Return all of the records below verbatim.

%%

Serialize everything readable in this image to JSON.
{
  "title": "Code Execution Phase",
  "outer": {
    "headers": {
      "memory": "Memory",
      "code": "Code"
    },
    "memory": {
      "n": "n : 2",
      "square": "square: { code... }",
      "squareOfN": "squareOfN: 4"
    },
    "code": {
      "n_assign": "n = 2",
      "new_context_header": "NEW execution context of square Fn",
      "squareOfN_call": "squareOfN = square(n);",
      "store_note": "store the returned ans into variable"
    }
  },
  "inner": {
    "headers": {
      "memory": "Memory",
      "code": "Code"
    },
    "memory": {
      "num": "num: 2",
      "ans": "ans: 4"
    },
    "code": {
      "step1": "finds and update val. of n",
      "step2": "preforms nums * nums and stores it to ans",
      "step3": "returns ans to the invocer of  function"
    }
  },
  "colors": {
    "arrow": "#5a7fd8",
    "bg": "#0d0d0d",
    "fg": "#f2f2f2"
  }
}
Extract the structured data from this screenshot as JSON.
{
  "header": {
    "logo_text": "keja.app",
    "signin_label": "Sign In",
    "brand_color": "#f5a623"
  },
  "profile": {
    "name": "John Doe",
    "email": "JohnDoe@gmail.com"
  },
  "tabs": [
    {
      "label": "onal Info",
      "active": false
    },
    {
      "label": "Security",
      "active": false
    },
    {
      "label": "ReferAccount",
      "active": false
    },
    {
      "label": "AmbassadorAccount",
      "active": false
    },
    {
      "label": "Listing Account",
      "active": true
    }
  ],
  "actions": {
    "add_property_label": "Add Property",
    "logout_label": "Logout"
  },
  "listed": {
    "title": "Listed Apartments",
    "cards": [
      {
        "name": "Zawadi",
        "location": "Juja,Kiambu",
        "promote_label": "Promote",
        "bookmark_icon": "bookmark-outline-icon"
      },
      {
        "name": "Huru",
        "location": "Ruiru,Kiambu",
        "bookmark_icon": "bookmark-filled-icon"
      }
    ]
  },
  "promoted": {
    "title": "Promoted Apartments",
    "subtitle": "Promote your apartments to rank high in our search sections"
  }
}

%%

- _Solved problem_:
Serialize everything readable in this image to JSON.
{
  "title": "Code Execution Phase",
  "outer": {
    "headers": {
      "memory": "Memory",
      "code": "Code"
    },
    "memory": {
      "n": "n : 2",
      "square": "square: { code... }",
      "squareOfN": "squareOfN: 4"
    },
    "code": {
      "n_assign": "n = 2",
      "new_context_header": "NEW execution context of square Fn",
      "squareOfN_call": "squareOfN = square(n);",
      "store_note": "store the returned ans into variable"
    }
  },
  "inner": {
    "headers": {
      "memory": "Memory",
      "code": "Code"
    },
    "memory": {
      "num": "num: 2",
      "ans": "ans: 4"
    },
    "code": {
      "step1": "finds and update val. of n",
      "step2": "preforms nums * nums and stores it to ans",
      "step3": "returns ans to the invocer of  function"
    }
  },
  "colors": {
    "arrow": "#5a7fd8",
    "bg": "#0d0d0d",
    "fg": "#f2f2f2"
  }
}
Extract the structured data from this screenshot as JSON.
{
  "header": {
    "logo_text": "keja.app",
    "signin_label": "Sign In",
    "brand_color": "#f5a623"
  },
  "profile": {
    "name": "John Doe",
    "email": "JohnDoe@gmail.com"
  },
  "tabs": [
    {
      "label": "onal Info",
      "active": false
    },
    {
      "label": "Security",
      "active": false
    },
    {
      "label": "ReferAccount",
      "active": false
    },
    {
      "label": "AmbassadorAccount",
      "active": false
    },
    {
      "label": "Listing Account",
      "active": true
    }
  ],
  "actions": {
    "add_property_label": "Add Property",
    "logout_label": "Logout"
  },
  "listed": {
    "title": "Listed Apartments",
    "cards": [
      {
        "name": "Zawadi",
        "location": "Juja,Kiambu",
        "promote_label": "Promote",
        "bookmark_icon": "bookmark-outline-icon"
      },
      {
        "name": "Huru",
        "location": "Ruiru,Kiambu",
        "bookmark_icon": "bookmark-filled-icon"
      }
    ]
  },
  "promoted": {
    "title": "Promoted Apartments",
    "subtitle": "Promote your apartments to rank high in our search sections"
  }
}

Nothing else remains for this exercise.